“I do not doubt that they did more than any previous telescope project to be a good neighbor,” he said during a press conference at the State Capitol.
Protests against the planned observatory on Mauna Kea, which is considered a sacred mountain by many Native Hawaiians, forced construction to come to a standstill last month after dozens of people were arrested blocking construction vehicles.
Gov. David Ige speaks at a press conference about the TMT on Mauna Kea.
Cory Lum/Civil Beat
The governor also announced a list of 10 requests for the University of Hawaii that are intended to improve the management of the mountain, such as creating a new Mauna Kea Cultural Council to advise the state. Ige acknowledged that in many ways the state has failed to do a good job as steward of the land.
Still, Kealoha Pisciotta, who has spent a better part of the last two decades fighting development on Mauna Kea, said she was disappointed by the governor’s support for the TMT.
“The state of Hawaii is defending astronomers from California’s right to build something here on the land that belongs to Native Hawaiians and the public,” she said. “He’s arresting our people, Hawaiian and non-Hawaiian alike, but he’s going to defend the California astronomers’ right to build something here.”
She called his list of requests for the university “hollow” and said they included things that the university was already planning on doing, such as decommissioning telescopes.
She said she doesn’t plan to apply to serve on the governor’s proposed Mauna Kea Cultural Council.
“Hawaiians should not be in an advisory position, they should be in a voting position because it’s their land,” Pisciotta said.
“The people have already spoken that we are willing to take arrests if need be.”
Ige said the University of Hawaii needs to do a better job of taking care of the mountain. He said the pursuit of science on the mountain has gotten in the way of culture, and the state must restore the balance.
“From my own personal experience on the mountain, with all the noise and crowding, I could not feel the same feeling that I felt on the summit 20 years ago,” Ige said of his recent visit to Mauna Kea.
Cory Lum/Civil Beat
He announced that he is asking the University of Hawaii to enter a legally binding agreement to ensure that this is the last area on Mauna Kea where a telescope could be built, as well as decommission at least one-fourth of the telescopes on the mountain by the time the TMT is complete.
Ige also wants UH to return over 10,000 acres to the state Department of Land and Natural Resources that aren’t being used for the observatories, and to substantially reduce its lease extension request.
He said the university should re-start the environmental impact assessment for its application for a lease extension and conduct a full cultural impact analysis. The governor also wants the TMT to increase its educational support for Native Hawaiian students.
University of Hawaii President David Lassner said during a subsequent press conference Tuesday that he believes the governor’s requests are generally reasonable and the university is not opposed to returning land to the DLNR or decommissioning telescopes.

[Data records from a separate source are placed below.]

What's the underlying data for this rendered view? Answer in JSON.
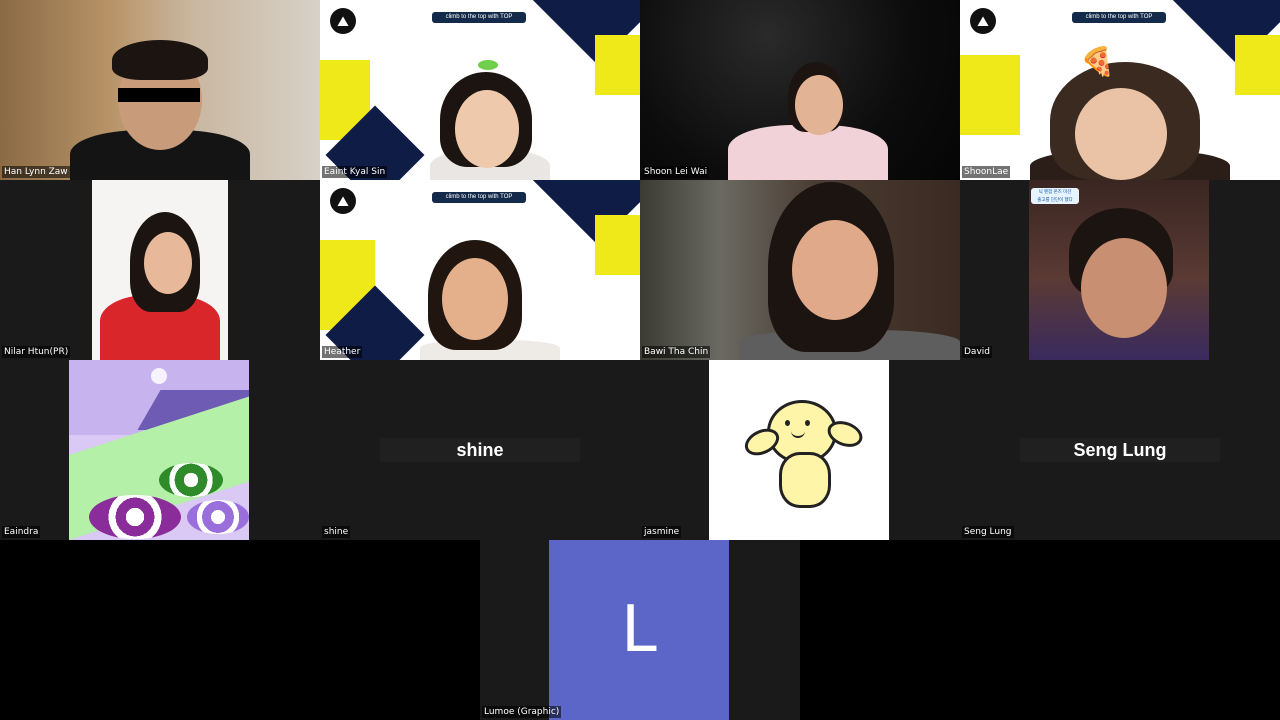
{
  "participants": [
    {
      "name": "Han Lynn Zaw"
    },
    {
      "name": "Eaint Kyal Sin",
      "banner": "climb to the top with TOP"
    },
    {
      "name": "Shoon Lei Wai"
    },
    {
      "name": "ShoonLae",
      "banner": "climb to the top with TOP"
    },
    {
      "name": "Nilar Htun(PR)"
    },
    {
      "name": "Heather",
      "banner": "climb to the top with TOP"
    },
    {
      "name": "Bawi Tha Chin"
    },
    {
      "name": "David",
      "overlay": "닉 펜팜 몬즈 미션\n출고를 단단이 했다"
    },
    {
      "name": "Eaindra"
    },
    {
      "name": "shine",
      "center": "shine"
    },
    {
      "name": "jasmine"
    },
    {
      "name": "Seng Lung",
      "center": "Seng Lung"
    },
    {
      "name": "Lumoe (Graphic)",
      "initial": "L"
    }
  ],
  "colors": {
    "navy": "#0f1c46",
    "yellow": "#f0e91a",
    "avatar_blue": "#5b66c8",
    "tile_bg": "#1a1a1a"
  }
}
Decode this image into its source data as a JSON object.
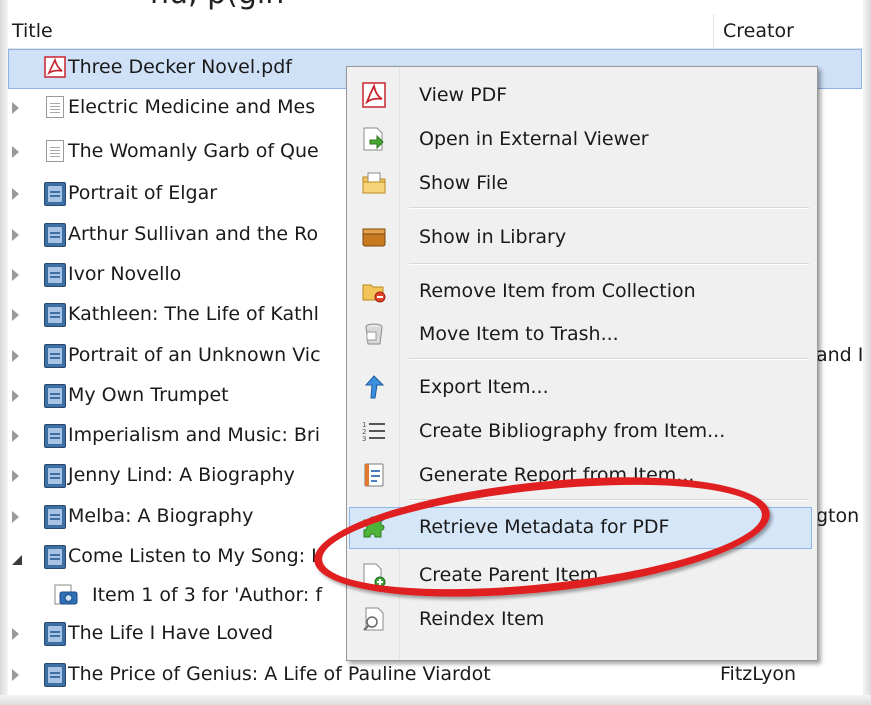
{
  "header": {
    "title_col": "Title",
    "creator_col": "Creator",
    "clipped_heading": "nu, p(gin"
  },
  "rows": [
    {
      "title": "Three Decker Novel.pdf",
      "creator": "",
      "icon": "pdf-icon",
      "twisty": "none",
      "selected": true
    },
    {
      "title": "Electric Medicine and Mes",
      "creator": "",
      "icon": "document-icon",
      "twisty": "closed"
    },
    {
      "title": "The Womanly Garb of Que",
      "creator": "",
      "icon": "document-icon",
      "twisty": "closed"
    },
    {
      "title": "Portrait of Elgar",
      "creator": "",
      "icon": "book-icon",
      "twisty": "closed"
    },
    {
      "title": "Arthur Sullivan and the Ro",
      "creator": "",
      "icon": "book-icon",
      "twisty": "closed"
    },
    {
      "title": "Ivor Novello",
      "creator": "",
      "icon": "book-icon",
      "twisty": "closed"
    },
    {
      "title": "Kathleen: The Life of Kathl",
      "creator": "",
      "icon": "book-icon",
      "twisty": "closed"
    },
    {
      "title": "Portrait of an Unknown Vic",
      "creator": "and I",
      "icon": "book-icon",
      "twisty": "closed"
    },
    {
      "title": "My Own Trumpet",
      "creator": "",
      "icon": "book-icon",
      "twisty": "closed"
    },
    {
      "title": "Imperialism and Music: Bri",
      "creator": "",
      "icon": "book-icon",
      "twisty": "closed"
    },
    {
      "title": "Jenny Lind: A Biography",
      "creator": "",
      "icon": "book-icon",
      "twisty": "closed"
    },
    {
      "title": "Melba: A Biography",
      "creator": "gton",
      "icon": "book-icon",
      "twisty": "closed"
    },
    {
      "title": "Come Listen to My Song: I",
      "creator": "",
      "icon": "book-icon",
      "twisty": "open"
    },
    {
      "title": "Item 1 of 3 for 'Author: f",
      "creator": "",
      "icon": "snapshot-icon",
      "twisty": "none",
      "child": true
    },
    {
      "title": "The Life I Have Loved",
      "creator": "",
      "icon": "book-icon",
      "twisty": "closed"
    },
    {
      "title": "The Price of Genius: A Life of Pauline Viardot",
      "creator": "FitzLyon",
      "icon": "book-icon",
      "twisty": "closed"
    }
  ],
  "menu": {
    "items": [
      {
        "label": "View PDF",
        "icon": "pdf-icon"
      },
      {
        "label": "Open in External Viewer",
        "icon": "open-external-icon"
      },
      {
        "label": "Show File",
        "icon": "folder-icon"
      },
      {
        "label": "Show in Library",
        "icon": "library-box-icon"
      },
      {
        "label": "Remove Item from Collection",
        "icon": "folder-remove-icon"
      },
      {
        "label": "Move Item to Trash...",
        "icon": "trash-icon"
      },
      {
        "label": "Export Item...",
        "icon": "export-arrow-icon"
      },
      {
        "label": "Create Bibliography from Item...",
        "icon": "list-icon"
      },
      {
        "label": "Generate Report from Item...",
        "icon": "report-icon"
      },
      {
        "label": "Retrieve Metadata for PDF",
        "icon": "puzzle-icon",
        "highlighted": true
      },
      {
        "label": "Create Parent Item",
        "icon": "add-document-icon"
      },
      {
        "label": "Reindex Item",
        "icon": "reindex-icon"
      }
    ]
  },
  "colors": {
    "selection": "#cfe1f7",
    "menu_hover": "#d5e6f9",
    "annotation_ring": "#e02020"
  }
}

“We agree that the university can and must do better and we apologize for where our efforts have fallen short,” Lassner said, acknowledging that the university could do more regarding cultural stewardship and decommissioning telescopes.
University of Hawaii President David Lassner speaks at a press conference about Mauna Kea.
Cory Lum/Civil Beat
Still, when a reporter asked if Lassner agreed with Ige that science has taken precedence over culture on the mountain, the president didn’t respond directly.
“I believe that there is more we can do to enhance our cultural stewardship of the mountain,” he said.
He said the university will issue a more comprehensive statement later this week that will describe what specific actions the university will take.
Henry Yang, chair of the TMT International Observatory Board, said in a statement that the organization is grateful for Ige’s support and will work with his proposed framework.
“We know we have a lot of work ahead of us,” he said. “We appreciate that there are still people who are opposed to the project, and we will continue to respectfully listen and work with them to seek solutions. We also want to acknowledge and thank our many supporters on the Big Island and beyond.”
A spokeswoman for the TMT said she didn’t know when construction will proceed.